Actually, I suspect most of y’all would have been able to answer those questions.  You probably know that the Sultan of Swat spent his last season with the Boston Braves.  You may not remember that the Babe’s final game was June 2, 1935. Ruth’s brief time with the Braves was not a happy experience. He didn’t hit well, he didn’t feel well, and he argued with the team owner, Judge Fuchs, constantly.  On May 25, he hit 3 home runs in a game (numbers 712, 713, and 714), but over the next week he went 0-13. Ruth wanted to be named manager, and when it became obvious that wasn’t going to happen, he announced his retirement on June 2.  Ruth remained bitter about his time with the Braves and team ownership.
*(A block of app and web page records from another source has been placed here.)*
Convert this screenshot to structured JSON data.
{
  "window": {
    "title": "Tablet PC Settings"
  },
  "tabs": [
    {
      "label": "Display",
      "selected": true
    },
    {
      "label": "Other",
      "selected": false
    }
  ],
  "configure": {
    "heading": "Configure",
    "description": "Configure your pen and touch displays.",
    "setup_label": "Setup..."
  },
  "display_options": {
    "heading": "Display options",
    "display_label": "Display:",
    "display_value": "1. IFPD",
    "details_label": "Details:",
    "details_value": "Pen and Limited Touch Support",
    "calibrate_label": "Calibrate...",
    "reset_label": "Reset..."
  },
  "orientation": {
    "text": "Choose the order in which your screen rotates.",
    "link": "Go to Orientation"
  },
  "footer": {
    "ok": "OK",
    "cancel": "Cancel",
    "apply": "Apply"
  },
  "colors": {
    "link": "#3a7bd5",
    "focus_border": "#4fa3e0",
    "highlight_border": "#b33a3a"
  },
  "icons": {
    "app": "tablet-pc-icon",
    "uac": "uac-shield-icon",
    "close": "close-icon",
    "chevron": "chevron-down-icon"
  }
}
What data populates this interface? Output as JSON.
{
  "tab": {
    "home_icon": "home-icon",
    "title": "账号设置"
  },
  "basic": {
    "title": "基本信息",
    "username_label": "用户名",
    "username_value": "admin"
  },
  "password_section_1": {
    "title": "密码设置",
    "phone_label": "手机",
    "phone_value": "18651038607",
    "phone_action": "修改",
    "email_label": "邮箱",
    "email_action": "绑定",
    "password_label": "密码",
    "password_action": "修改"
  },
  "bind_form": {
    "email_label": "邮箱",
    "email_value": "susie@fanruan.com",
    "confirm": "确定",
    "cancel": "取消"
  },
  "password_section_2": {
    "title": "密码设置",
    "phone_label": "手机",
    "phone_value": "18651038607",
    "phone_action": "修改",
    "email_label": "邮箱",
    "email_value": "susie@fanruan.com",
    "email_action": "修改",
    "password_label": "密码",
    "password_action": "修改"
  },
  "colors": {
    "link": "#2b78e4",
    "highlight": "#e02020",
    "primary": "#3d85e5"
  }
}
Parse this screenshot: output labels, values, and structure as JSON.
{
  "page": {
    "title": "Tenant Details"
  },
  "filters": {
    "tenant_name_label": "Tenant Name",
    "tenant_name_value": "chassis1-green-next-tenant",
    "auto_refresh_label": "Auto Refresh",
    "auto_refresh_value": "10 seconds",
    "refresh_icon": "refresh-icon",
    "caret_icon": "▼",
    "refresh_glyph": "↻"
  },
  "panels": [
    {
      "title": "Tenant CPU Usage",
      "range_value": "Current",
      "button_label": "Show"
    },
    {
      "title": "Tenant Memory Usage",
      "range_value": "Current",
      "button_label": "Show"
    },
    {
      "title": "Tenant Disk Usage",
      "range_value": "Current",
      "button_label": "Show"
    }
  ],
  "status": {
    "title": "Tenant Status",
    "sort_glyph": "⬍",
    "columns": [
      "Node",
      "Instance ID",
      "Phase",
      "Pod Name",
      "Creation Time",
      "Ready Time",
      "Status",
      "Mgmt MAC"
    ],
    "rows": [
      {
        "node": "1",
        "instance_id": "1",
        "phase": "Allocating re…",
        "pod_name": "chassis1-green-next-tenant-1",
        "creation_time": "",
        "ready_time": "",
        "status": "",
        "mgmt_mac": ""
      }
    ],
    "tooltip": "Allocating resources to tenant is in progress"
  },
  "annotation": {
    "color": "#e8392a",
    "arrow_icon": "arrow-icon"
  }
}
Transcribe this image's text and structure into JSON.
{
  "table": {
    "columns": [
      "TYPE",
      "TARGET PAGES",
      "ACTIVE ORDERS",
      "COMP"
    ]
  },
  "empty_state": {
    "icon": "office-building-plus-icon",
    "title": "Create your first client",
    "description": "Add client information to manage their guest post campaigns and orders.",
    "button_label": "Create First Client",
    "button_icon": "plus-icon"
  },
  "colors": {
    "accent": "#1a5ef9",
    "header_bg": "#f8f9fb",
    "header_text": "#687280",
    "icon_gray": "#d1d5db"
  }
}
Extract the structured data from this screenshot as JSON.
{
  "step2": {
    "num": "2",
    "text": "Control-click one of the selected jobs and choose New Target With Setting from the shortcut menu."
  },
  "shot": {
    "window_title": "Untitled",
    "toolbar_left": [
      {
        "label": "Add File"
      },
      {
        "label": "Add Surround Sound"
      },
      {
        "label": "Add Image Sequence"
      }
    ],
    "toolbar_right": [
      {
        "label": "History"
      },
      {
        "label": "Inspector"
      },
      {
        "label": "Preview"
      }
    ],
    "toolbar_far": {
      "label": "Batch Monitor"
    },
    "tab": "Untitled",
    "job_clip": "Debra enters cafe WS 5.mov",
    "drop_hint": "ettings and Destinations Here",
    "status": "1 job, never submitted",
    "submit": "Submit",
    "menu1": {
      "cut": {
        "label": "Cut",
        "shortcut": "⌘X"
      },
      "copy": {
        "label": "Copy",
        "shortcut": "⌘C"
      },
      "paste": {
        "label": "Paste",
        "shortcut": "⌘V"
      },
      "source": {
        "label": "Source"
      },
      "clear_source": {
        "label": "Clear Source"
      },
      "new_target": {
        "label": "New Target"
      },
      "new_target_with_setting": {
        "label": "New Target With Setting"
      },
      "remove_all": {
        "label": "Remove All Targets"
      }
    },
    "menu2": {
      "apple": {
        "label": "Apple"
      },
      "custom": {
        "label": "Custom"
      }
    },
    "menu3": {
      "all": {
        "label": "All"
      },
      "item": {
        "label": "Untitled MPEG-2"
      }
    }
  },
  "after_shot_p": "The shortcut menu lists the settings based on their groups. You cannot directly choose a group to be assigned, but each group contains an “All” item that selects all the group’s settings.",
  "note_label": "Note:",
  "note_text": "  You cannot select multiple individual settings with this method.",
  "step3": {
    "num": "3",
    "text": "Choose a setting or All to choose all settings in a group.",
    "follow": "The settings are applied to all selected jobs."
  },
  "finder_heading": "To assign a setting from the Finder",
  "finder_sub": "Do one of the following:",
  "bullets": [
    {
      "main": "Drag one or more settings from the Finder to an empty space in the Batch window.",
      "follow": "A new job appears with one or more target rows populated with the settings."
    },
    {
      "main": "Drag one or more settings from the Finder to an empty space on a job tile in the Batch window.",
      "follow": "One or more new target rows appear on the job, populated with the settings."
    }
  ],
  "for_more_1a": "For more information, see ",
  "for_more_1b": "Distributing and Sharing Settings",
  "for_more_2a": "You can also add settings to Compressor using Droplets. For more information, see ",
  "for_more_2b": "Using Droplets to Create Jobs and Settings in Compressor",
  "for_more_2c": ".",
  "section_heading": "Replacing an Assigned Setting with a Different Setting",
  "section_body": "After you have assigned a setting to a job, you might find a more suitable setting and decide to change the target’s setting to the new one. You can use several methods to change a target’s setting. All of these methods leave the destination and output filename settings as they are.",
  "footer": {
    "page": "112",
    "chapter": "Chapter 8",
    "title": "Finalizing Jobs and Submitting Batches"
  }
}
The Braves were terrible in 1935, finishing 38-115.  Many of the Boston years were like that—no hope from the beginning.  I suffered through many such teams like that in the first 25 years of the Atlanta Braves.

What’s worse about this year is that they ought to be better.  It’s not unreasonable to expect them to compete for the division lead all the way to the end.  As someone (was it Game, Blauser?) noted in comments in the last day or two, it’s been a while since a Braves team underperformed.  The last three seasons we exceeded expectations, and the three before that no one expected anything good. This kind of season is harder to take.

It’s not dark yet, but it’s getting there.  Still just 4.5 out of first place, but things aren’t improving and the Dodgers are coming to town.  Before that, the Braves can salvage a split of this series with a win in Thursday’s noon game behind Tucker Davidson.